Assigned task - As the answer, give a copy of each line below that includes the word "kind".

─── Data provided

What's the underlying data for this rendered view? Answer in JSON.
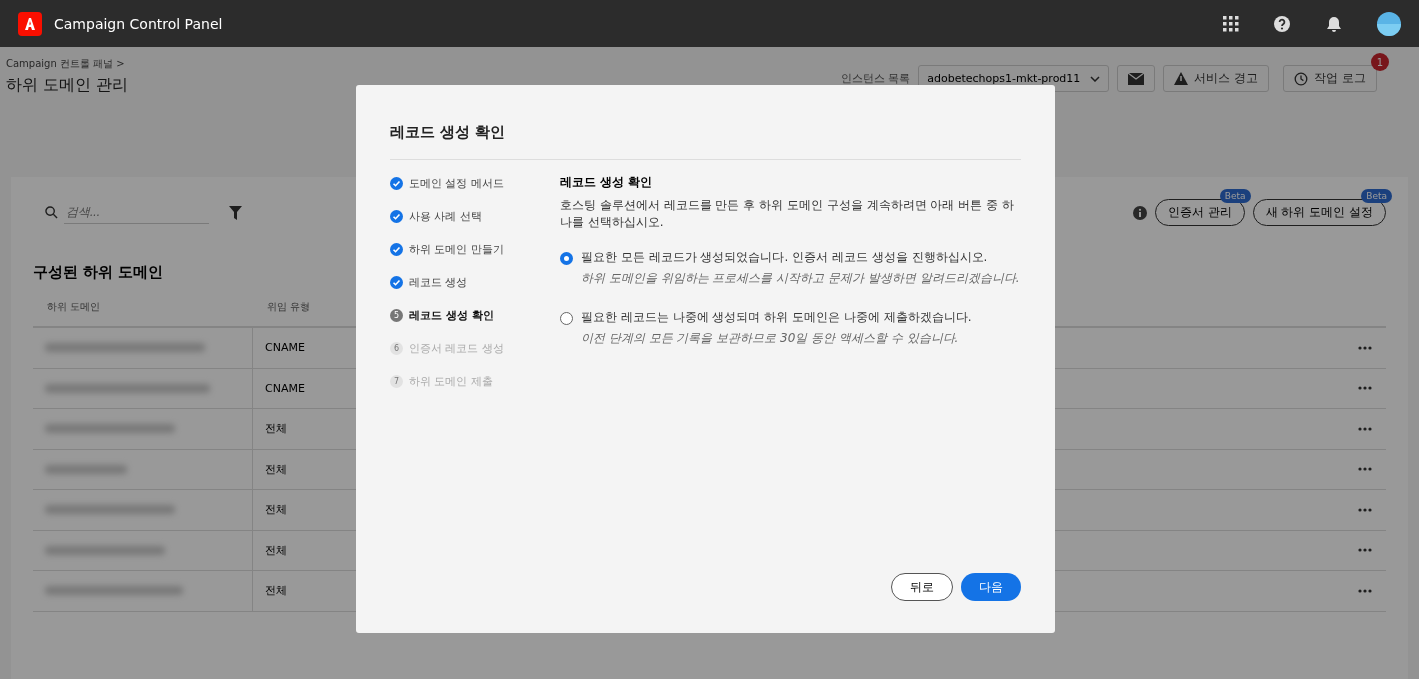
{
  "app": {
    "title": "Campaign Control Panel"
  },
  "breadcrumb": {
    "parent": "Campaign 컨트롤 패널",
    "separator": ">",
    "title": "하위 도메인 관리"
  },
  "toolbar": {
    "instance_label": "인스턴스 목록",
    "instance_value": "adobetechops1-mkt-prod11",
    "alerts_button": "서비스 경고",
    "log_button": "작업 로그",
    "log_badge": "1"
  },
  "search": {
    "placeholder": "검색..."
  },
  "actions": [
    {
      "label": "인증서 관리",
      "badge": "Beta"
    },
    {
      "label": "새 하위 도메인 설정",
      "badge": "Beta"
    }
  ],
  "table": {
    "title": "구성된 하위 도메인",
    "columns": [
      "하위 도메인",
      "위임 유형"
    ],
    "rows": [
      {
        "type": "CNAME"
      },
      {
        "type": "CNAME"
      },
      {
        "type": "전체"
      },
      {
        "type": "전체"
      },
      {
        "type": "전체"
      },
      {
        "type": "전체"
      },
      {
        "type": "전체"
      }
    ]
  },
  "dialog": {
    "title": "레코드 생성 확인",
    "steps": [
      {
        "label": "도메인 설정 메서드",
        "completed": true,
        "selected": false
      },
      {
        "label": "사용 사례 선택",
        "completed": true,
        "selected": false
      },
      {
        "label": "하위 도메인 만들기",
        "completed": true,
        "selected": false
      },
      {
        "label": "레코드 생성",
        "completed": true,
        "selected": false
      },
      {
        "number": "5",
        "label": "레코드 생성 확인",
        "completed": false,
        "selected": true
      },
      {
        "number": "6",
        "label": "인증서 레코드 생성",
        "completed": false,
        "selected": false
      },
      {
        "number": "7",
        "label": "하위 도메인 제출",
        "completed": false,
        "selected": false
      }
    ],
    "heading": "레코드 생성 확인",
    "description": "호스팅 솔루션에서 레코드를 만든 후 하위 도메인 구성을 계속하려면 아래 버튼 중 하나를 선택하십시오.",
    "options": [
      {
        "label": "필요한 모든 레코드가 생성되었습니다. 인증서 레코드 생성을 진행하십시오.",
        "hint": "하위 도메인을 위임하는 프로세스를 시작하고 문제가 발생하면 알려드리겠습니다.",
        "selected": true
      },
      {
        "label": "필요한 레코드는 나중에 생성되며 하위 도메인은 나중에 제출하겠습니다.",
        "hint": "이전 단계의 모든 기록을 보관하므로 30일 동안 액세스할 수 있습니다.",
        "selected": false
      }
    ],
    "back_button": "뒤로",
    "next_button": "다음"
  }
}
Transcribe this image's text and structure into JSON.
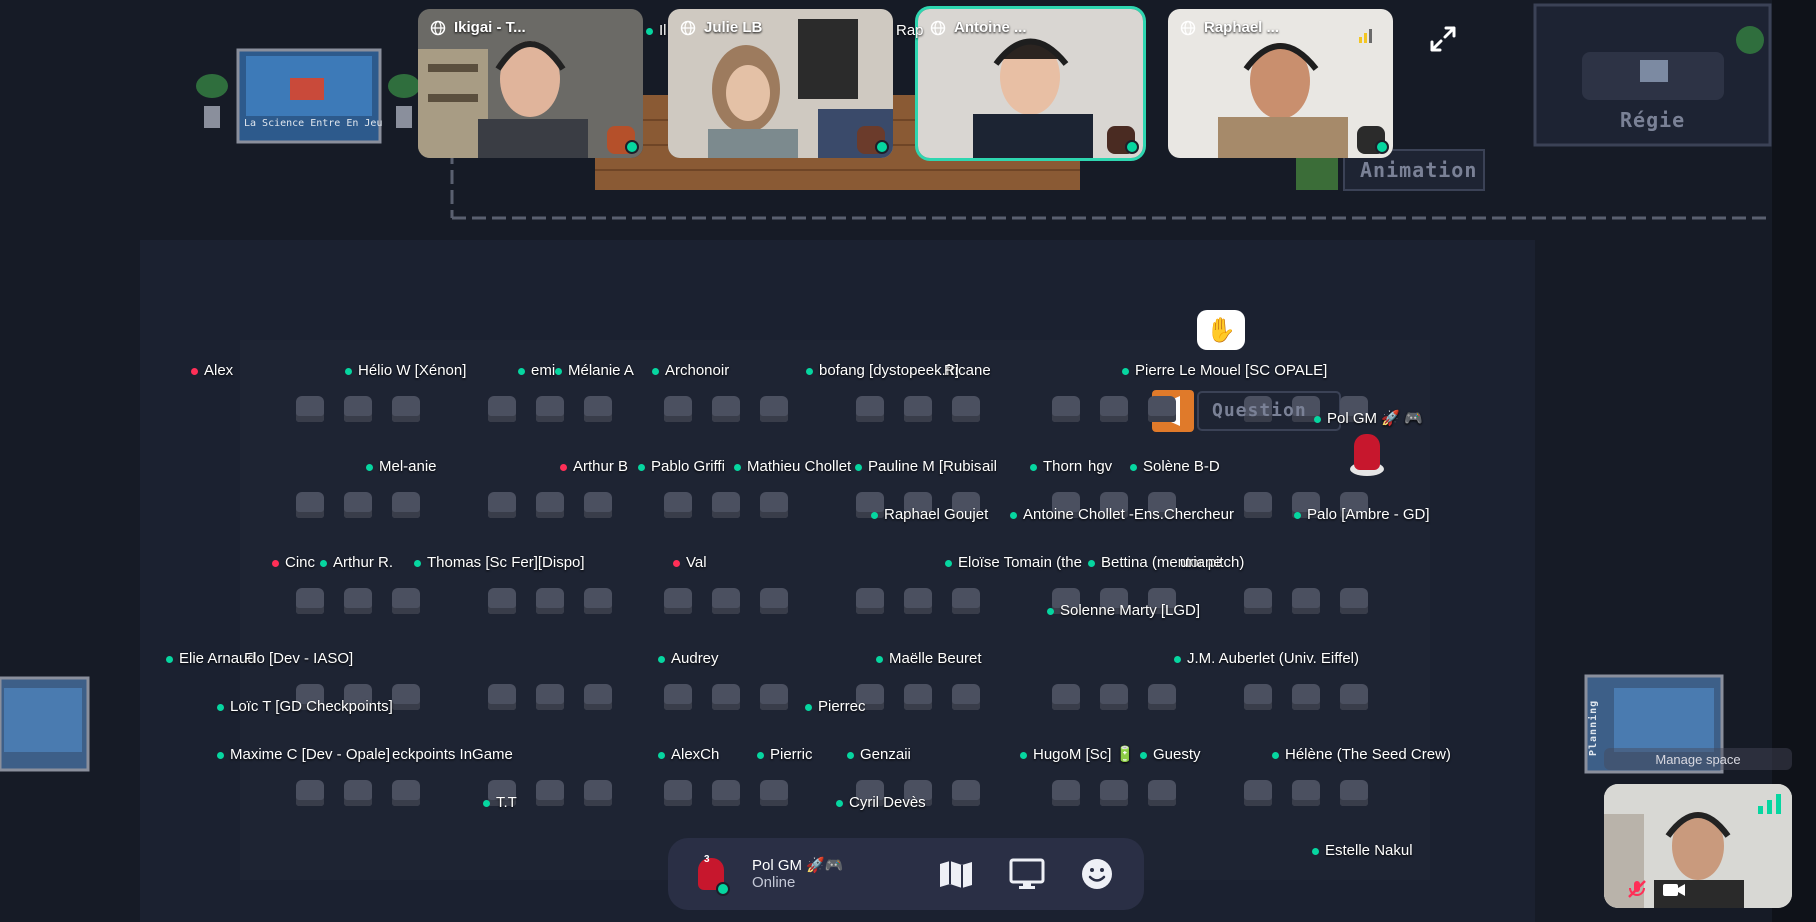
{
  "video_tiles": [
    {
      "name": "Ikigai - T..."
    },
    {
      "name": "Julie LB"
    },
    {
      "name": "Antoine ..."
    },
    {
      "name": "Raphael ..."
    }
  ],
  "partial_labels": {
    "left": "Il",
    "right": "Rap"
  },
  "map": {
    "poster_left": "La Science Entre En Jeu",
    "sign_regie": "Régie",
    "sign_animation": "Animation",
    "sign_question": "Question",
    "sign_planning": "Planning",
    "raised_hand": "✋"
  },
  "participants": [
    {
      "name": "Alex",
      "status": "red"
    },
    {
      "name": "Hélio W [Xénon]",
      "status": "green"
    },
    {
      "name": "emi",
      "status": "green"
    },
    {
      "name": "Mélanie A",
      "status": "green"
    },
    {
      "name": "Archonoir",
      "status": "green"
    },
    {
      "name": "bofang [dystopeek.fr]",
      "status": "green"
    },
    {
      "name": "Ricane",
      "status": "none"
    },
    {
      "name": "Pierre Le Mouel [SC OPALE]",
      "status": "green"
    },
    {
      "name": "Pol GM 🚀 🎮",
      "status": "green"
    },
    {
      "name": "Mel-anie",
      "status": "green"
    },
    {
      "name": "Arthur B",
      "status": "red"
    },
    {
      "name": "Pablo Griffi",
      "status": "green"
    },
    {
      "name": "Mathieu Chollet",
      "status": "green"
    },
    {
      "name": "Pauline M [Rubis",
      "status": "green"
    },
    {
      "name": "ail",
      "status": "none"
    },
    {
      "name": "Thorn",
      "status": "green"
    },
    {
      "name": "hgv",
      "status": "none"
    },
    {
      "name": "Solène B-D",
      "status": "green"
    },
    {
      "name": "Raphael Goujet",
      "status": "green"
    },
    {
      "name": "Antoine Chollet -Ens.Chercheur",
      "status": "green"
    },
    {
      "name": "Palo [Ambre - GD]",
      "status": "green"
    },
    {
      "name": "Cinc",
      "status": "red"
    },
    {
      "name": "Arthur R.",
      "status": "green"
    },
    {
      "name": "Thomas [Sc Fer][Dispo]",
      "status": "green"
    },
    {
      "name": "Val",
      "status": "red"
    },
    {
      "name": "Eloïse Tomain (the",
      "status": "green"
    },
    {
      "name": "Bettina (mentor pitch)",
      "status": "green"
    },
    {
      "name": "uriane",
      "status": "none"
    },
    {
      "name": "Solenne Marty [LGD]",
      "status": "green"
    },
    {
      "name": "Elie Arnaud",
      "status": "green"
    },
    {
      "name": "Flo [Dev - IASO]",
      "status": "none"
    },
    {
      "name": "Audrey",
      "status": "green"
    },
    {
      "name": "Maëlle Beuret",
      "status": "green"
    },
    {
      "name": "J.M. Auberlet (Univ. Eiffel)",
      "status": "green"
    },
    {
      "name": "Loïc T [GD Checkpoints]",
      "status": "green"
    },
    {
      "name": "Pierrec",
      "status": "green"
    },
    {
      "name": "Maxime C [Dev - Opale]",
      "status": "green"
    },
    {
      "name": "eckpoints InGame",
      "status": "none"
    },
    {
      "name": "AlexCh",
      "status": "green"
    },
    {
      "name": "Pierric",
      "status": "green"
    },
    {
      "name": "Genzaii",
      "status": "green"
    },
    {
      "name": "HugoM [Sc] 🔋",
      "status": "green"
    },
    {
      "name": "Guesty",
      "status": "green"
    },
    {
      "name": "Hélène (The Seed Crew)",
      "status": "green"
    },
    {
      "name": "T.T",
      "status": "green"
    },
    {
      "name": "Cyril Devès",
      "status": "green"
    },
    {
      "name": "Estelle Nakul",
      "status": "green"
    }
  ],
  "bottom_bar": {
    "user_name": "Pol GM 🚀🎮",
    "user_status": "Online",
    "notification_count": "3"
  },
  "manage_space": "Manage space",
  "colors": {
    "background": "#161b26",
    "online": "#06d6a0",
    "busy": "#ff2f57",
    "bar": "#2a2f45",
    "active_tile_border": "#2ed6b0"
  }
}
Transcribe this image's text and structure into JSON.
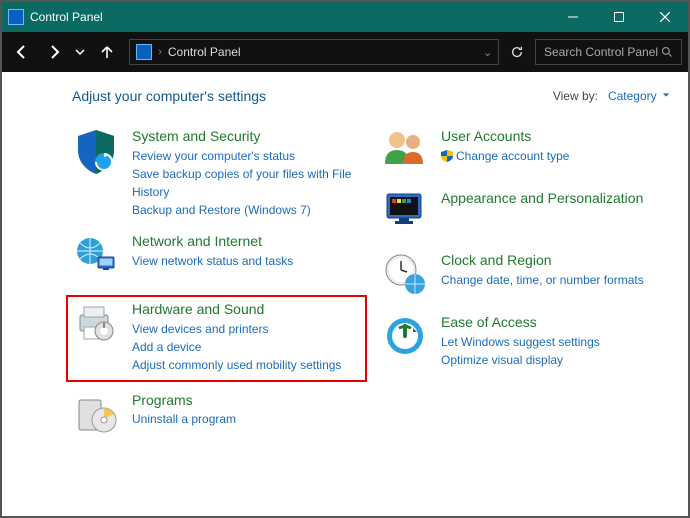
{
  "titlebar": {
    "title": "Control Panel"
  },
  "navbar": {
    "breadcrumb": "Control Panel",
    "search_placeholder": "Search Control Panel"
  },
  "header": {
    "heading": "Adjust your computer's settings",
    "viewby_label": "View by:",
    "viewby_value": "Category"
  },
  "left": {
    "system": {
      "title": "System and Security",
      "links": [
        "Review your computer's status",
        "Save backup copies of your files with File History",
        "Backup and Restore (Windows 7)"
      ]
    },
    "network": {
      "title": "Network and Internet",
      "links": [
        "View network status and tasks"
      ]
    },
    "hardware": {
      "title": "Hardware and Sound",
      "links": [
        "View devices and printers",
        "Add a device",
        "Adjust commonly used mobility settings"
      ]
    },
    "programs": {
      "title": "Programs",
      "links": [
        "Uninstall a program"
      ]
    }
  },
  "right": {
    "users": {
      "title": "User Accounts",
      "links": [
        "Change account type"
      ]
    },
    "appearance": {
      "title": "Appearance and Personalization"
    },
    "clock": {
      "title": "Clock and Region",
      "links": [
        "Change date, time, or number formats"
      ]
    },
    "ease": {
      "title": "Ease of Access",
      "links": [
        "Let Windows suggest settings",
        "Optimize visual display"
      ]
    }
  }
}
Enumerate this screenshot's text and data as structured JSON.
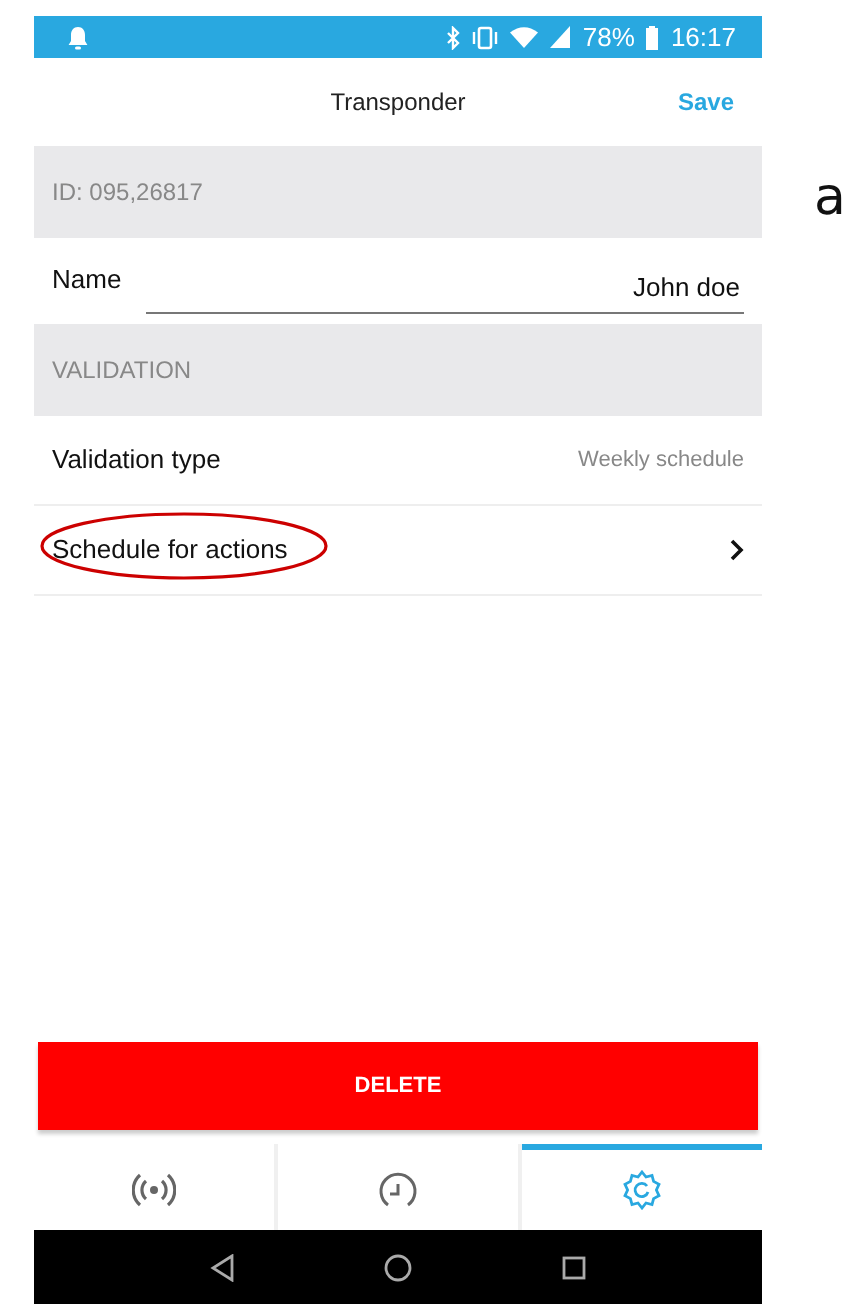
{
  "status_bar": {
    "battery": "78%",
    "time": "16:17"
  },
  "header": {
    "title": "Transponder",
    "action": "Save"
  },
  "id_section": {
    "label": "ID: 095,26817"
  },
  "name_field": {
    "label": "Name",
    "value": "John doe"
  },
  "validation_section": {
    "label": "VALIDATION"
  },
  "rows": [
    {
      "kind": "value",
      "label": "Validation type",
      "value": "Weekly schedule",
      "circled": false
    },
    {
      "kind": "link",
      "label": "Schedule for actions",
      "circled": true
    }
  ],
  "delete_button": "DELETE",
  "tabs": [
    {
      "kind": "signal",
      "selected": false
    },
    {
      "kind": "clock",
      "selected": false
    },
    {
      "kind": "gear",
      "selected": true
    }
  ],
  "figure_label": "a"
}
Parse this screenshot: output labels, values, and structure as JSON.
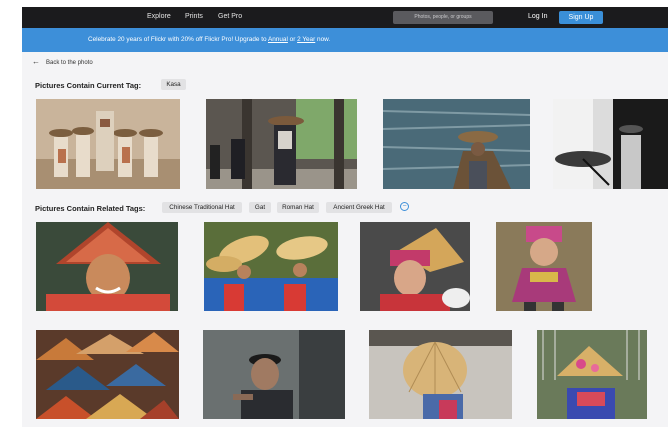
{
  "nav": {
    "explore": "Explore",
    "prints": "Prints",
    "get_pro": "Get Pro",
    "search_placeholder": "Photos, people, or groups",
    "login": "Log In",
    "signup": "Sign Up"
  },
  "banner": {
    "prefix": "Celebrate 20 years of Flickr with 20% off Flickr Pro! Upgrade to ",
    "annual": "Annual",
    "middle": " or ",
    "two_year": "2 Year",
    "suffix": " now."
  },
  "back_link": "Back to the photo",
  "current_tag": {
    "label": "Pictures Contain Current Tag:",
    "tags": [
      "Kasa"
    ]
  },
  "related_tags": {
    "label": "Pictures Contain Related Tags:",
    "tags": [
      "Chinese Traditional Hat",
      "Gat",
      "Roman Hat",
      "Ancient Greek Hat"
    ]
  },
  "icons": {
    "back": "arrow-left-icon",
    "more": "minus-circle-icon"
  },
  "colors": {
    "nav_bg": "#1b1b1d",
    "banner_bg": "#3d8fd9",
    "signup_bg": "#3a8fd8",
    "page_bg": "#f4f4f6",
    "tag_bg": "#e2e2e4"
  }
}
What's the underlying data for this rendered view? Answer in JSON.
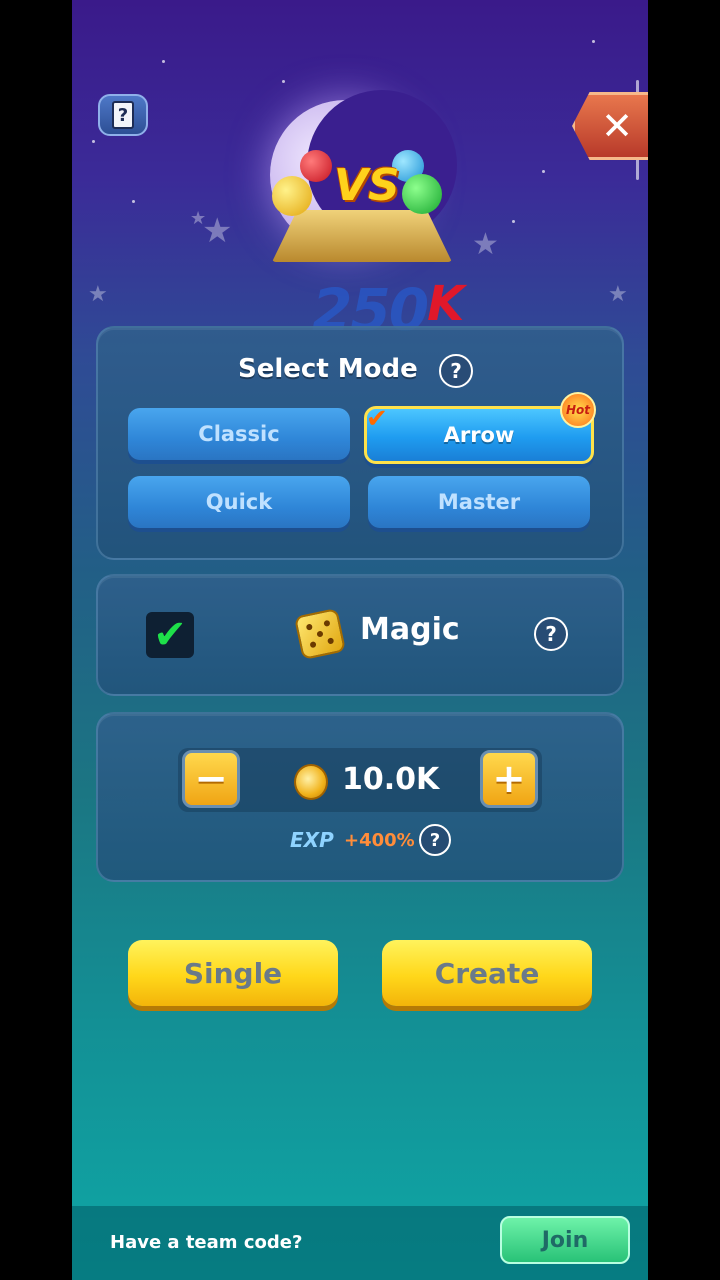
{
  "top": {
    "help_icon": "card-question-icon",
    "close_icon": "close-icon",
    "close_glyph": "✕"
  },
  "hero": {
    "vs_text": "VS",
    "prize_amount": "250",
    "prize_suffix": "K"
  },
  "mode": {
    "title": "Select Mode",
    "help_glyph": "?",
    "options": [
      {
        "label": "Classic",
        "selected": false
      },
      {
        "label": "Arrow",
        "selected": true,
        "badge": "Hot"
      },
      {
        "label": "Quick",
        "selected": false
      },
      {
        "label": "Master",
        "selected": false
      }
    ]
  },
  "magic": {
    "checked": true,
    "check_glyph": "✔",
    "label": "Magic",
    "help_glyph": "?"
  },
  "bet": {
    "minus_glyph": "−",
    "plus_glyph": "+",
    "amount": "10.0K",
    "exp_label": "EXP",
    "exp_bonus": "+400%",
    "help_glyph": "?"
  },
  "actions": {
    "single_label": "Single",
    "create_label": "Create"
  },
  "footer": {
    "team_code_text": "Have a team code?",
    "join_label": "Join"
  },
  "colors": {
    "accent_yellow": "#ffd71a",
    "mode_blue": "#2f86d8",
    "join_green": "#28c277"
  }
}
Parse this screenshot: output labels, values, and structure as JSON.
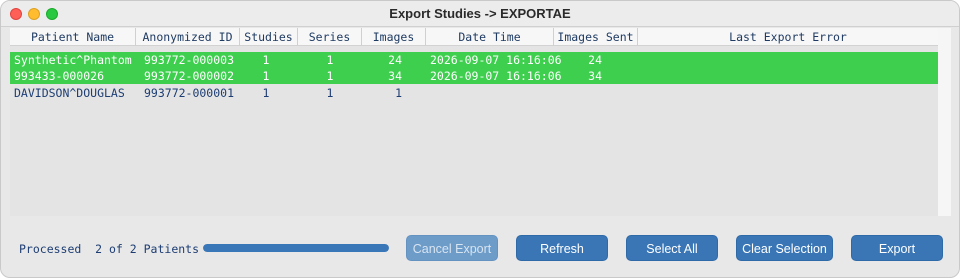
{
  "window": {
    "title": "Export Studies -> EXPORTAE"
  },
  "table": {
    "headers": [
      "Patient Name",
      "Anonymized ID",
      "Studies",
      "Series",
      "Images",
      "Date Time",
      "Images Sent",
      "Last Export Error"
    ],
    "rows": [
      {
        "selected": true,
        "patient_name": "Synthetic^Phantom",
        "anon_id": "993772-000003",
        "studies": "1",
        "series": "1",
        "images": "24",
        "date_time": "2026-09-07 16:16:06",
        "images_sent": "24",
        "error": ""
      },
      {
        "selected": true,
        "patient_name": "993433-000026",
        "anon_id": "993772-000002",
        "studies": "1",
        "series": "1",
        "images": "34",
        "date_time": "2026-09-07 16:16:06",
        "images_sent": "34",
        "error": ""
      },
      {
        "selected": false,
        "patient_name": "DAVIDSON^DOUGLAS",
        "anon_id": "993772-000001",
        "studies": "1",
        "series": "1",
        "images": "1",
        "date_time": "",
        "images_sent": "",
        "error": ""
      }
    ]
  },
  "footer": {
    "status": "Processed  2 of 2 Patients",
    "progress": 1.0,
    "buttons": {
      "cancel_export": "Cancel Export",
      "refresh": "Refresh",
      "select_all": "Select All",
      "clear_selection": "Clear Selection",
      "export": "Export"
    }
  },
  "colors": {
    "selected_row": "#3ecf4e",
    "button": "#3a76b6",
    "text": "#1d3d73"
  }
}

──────

Task output -
      "kind": "value",
      "kind": "link",
      "kind": "signal",
      "kind": "clock",
      "kind": "gear",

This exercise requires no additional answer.